The story below is an excerpt from our Jan./Feb. 2015 issue. For the rest of this story and more like it subscribe today, view our digital edition or download our FREE iOS app!
Is there any better time than mid-winter to reflect on all the ways that our gardens light up our lives?
Our forced subsistence on brilliant photographs in the annual flood of seed catalogs is thin gruel compared to those earliest promises of things to come: the foolish daffodils that can’t seem to wait for the weather to warm, that push green spearpoints through the soil in January and February, and open their insouciant blooms just in time to be buried by March snows.
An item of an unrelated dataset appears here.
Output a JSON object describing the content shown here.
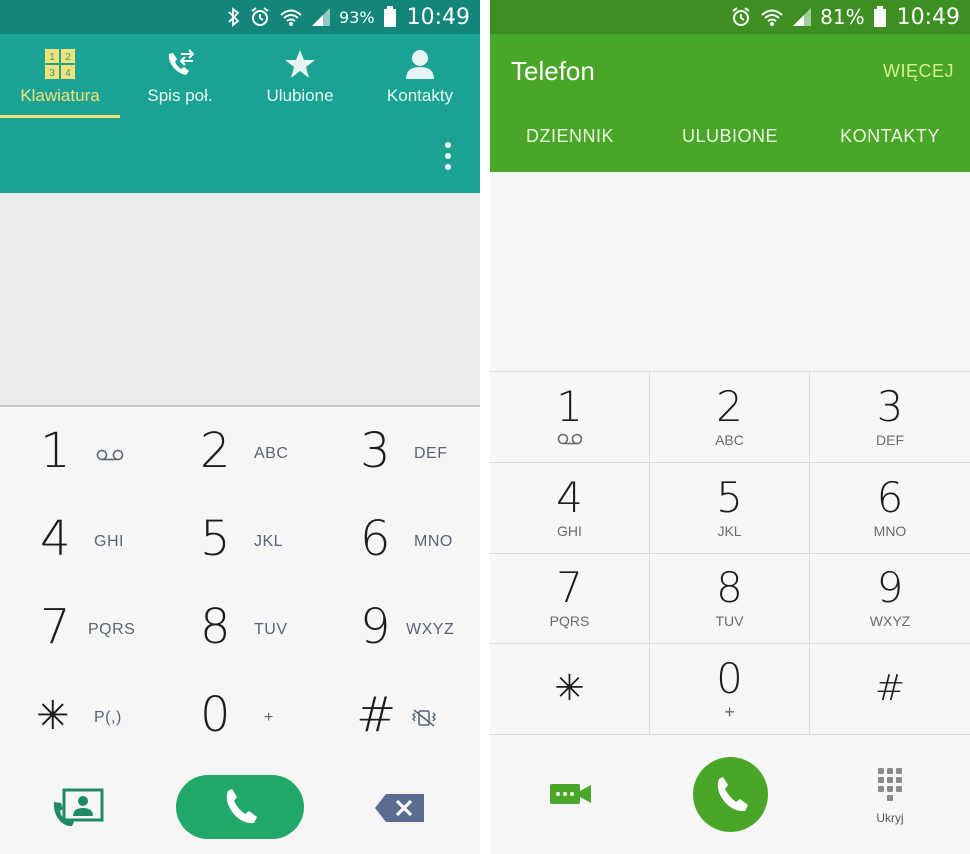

If the daffodils are blooming, can forsythia be far behind? No, it cannot. Why do its blooms make me think of strings of tiny lanterns? Maybe it’s the way they’re strung along still-barren stems. Maybe because the forsythia in my yard so often glows through fog stealing up the hillside from the river. Like the daffodils, forsythia can get too early a jump on the season, its candles snuffed by killing frost. But unless (or until) it does, our winter-starved eyes, weary of the dreary competition of the grays versus the browns, feast on yard after bedraggled yard transformed by the presence of these old, reliable standbys you don’t have to do much for and can afford to forget about when the growing season kicks in. They cheer us up – and signal that it’s time, if you haven’t already, to start some seeds on the windowsill.Yellows bookend the blooming year, in garden and natural world. Robert Frost was right that nature’s first green is gold. Stop by woods on a warm spring morning to take in the soft light emanating from tiny spicebush blossoms. Even before migrating thrushes strip their twigs of scarlet fruit in fall, the buds for next year’s crop have already formed.